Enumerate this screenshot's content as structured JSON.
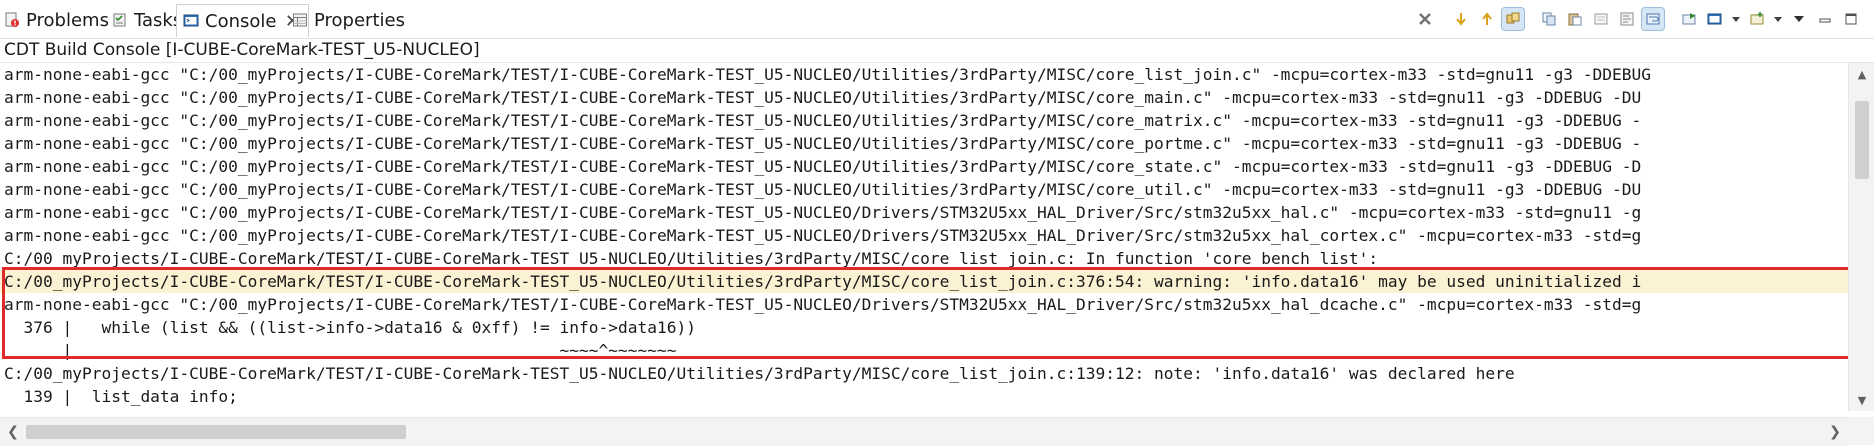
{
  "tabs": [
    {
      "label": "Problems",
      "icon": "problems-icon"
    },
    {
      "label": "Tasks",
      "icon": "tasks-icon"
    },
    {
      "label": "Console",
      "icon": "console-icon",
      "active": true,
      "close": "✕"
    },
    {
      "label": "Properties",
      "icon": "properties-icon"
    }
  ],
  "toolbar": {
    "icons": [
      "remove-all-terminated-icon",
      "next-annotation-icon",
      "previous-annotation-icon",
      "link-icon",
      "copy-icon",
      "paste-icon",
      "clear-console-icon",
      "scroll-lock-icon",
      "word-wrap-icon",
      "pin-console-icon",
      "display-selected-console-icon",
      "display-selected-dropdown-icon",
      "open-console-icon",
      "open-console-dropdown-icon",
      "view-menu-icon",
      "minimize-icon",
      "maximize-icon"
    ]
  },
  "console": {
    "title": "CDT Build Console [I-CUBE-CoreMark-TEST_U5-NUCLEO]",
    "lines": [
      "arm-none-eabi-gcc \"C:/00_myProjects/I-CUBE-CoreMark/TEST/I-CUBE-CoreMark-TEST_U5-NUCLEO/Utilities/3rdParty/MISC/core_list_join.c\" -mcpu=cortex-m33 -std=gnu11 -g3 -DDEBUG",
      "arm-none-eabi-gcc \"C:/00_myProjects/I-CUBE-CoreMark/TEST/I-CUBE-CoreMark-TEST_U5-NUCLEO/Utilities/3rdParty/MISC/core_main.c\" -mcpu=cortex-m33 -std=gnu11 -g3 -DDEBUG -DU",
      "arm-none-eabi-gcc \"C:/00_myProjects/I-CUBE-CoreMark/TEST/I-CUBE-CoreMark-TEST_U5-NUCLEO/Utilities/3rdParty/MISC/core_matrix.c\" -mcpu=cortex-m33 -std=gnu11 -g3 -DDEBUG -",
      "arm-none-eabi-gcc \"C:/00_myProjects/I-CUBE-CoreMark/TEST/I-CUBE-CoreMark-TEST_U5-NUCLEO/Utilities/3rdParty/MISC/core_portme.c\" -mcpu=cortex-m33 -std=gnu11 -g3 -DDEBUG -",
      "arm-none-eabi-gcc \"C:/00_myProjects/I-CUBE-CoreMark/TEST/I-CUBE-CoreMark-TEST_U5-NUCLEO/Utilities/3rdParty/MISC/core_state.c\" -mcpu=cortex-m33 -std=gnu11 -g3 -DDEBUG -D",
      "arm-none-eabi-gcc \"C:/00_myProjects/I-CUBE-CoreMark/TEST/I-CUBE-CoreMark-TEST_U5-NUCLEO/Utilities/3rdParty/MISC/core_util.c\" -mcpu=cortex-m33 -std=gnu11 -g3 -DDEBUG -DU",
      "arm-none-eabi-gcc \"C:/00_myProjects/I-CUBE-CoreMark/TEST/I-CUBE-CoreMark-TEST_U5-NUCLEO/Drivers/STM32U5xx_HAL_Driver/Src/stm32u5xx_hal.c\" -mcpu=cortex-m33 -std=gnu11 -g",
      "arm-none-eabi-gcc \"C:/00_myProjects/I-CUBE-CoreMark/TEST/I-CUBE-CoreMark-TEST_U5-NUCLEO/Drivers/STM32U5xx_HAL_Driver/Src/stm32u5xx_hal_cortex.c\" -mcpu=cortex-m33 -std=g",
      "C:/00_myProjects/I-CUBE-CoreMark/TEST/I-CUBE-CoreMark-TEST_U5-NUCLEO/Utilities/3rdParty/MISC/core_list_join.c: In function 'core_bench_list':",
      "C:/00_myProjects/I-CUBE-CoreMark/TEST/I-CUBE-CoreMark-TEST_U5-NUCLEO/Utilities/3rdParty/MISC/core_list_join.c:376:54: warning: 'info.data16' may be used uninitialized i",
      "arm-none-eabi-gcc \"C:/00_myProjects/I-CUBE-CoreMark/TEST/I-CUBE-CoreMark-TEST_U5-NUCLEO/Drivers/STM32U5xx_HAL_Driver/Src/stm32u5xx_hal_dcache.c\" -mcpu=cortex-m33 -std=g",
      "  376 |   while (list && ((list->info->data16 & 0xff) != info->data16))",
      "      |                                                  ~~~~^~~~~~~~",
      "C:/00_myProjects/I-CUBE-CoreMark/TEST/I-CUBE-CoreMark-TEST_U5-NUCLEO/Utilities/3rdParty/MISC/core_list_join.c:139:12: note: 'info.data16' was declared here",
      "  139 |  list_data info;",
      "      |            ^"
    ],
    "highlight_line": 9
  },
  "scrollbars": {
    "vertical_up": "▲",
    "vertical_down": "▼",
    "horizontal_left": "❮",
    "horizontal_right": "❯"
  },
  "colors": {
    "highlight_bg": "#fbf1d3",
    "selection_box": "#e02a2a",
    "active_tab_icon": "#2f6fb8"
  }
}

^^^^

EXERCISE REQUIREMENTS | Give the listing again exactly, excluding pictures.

ANSWER FOR THIS EXERCISE |
Enumerate this screenshot's content as structured JSON.
{
  "tabs": [
    {
      "label": "Problems",
      "icon": "problems-icon"
    },
    {
      "label": "Tasks",
      "icon": "tasks-icon"
    },
    {
      "label": "Console",
      "icon": "console-icon",
      "active": true,
      "close": "✕"
    },
    {
      "label": "Properties",
      "icon": "properties-icon"
    }
  ],
  "toolbar": {
    "icons": [
      "remove-all-terminated-icon",
      "next-annotation-icon",
      "previous-annotation-icon",
      "link-icon",
      "copy-icon",
      "paste-icon",
      "clear-console-icon",
      "scroll-lock-icon",
      "word-wrap-icon",
      "pin-console-icon",
      "display-selected-console-icon",
      "display-selected-dropdown-icon",
      "open-console-icon",
      "open-console-dropdown-icon",
      "view-menu-icon",
      "minimize-icon",
      "maximize-icon"
    ]
  },
  "console": {
    "title": "CDT Build Console [I-CUBE-CoreMark-TEST_U5-NUCLEO]",
    "lines": [
      "arm-none-eabi-gcc \"C:/00_myProjects/I-CUBE-CoreMark/TEST/I-CUBE-CoreMark-TEST_U5-NUCLEO/Utilities/3rdParty/MISC/core_list_join.c\" -mcpu=cortex-m33 -std=gnu11 -g3 -DDEBUG",
      "arm-none-eabi-gcc \"C:/00_myProjects/I-CUBE-CoreMark/TEST/I-CUBE-CoreMark-TEST_U5-NUCLEO/Utilities/3rdParty/MISC/core_main.c\" -mcpu=cortex-m33 -std=gnu11 -g3 -DDEBUG -DU",
      "arm-none-eabi-gcc \"C:/00_myProjects/I-CUBE-CoreMark/TEST/I-CUBE-CoreMark-TEST_U5-NUCLEO/Utilities/3rdParty/MISC/core_matrix.c\" -mcpu=cortex-m33 -std=gnu11 -g3 -DDEBUG -",
      "arm-none-eabi-gcc \"C:/00_myProjects/I-CUBE-CoreMark/TEST/I-CUBE-CoreMark-TEST_U5-NUCLEO/Utilities/3rdParty/MISC/core_portme.c\" -mcpu=cortex-m33 -std=gnu11 -g3 -DDEBUG -",
      "arm-none-eabi-gcc \"C:/00_myProjects/I-CUBE-CoreMark/TEST/I-CUBE-CoreMark-TEST_U5-NUCLEO/Utilities/3rdParty/MISC/core_state.c\" -mcpu=cortex-m33 -std=gnu11 -g3 -DDEBUG -D",
      "arm-none-eabi-gcc \"C:/00_myProjects/I-CUBE-CoreMark/TEST/I-CUBE-CoreMark-TEST_U5-NUCLEO/Utilities/3rdParty/MISC/core_util.c\" -mcpu=cortex-m33 -std=gnu11 -g3 -DDEBUG -DU",
      "arm-none-eabi-gcc \"C:/00_myProjects/I-CUBE-CoreMark/TEST/I-CUBE-CoreMark-TEST_U5-NUCLEO/Drivers/STM32U5xx_HAL_Driver/Src/stm32u5xx_hal.c\" -mcpu=cortex-m33 -std=gnu11 -g",
      "arm-none-eabi-gcc \"C:/00_myProjects/I-CUBE-CoreMark/TEST/I-CUBE-CoreMark-TEST_U5-NUCLEO/Drivers/STM32U5xx_HAL_Driver/Src/stm32u5xx_hal_cortex.c\" -mcpu=cortex-m33 -std=g",
      "C:/00_myProjects/I-CUBE-CoreMark/TEST/I-CUBE-CoreMark-TEST_U5-NUCLEO/Utilities/3rdParty/MISC/core_list_join.c: In function 'core_bench_list':",
      "C:/00_myProjects/I-CUBE-CoreMark/TEST/I-CUBE-CoreMark-TEST_U5-NUCLEO/Utilities/3rdParty/MISC/core_list_join.c:376:54: warning: 'info.data16' may be used uninitialized i",
      "arm-none-eabi-gcc \"C:/00_myProjects/I-CUBE-CoreMark/TEST/I-CUBE-CoreMark-TEST_U5-NUCLEO/Drivers/STM32U5xx_HAL_Driver/Src/stm32u5xx_hal_dcache.c\" -mcpu=cortex-m33 -std=g",
      "  376 |   while (list && ((list->info->data16 & 0xff) != info->data16))",
      "      |                                                  ~~~~^~~~~~~~",
      "C:/00_myProjects/I-CUBE-CoreMark/TEST/I-CUBE-CoreMark-TEST_U5-NUCLEO/Utilities/3rdParty/MISC/core_list_join.c:139:12: note: 'info.data16' was declared here",
      "  139 |  list_data info;",
      "      |            ^"
    ],
    "highlight_line": 9
  },
  "scrollbars": {
    "vertical_up": "▲",
    "vertical_down": "▼",
    "horizontal_left": "❮",
    "horizontal_right": "❯"
  },
  "colors": {
    "highlight_bg": "#fbf1d3",
    "selection_box": "#e02a2a",
    "active_tab_icon": "#2f6fb8"
  }
}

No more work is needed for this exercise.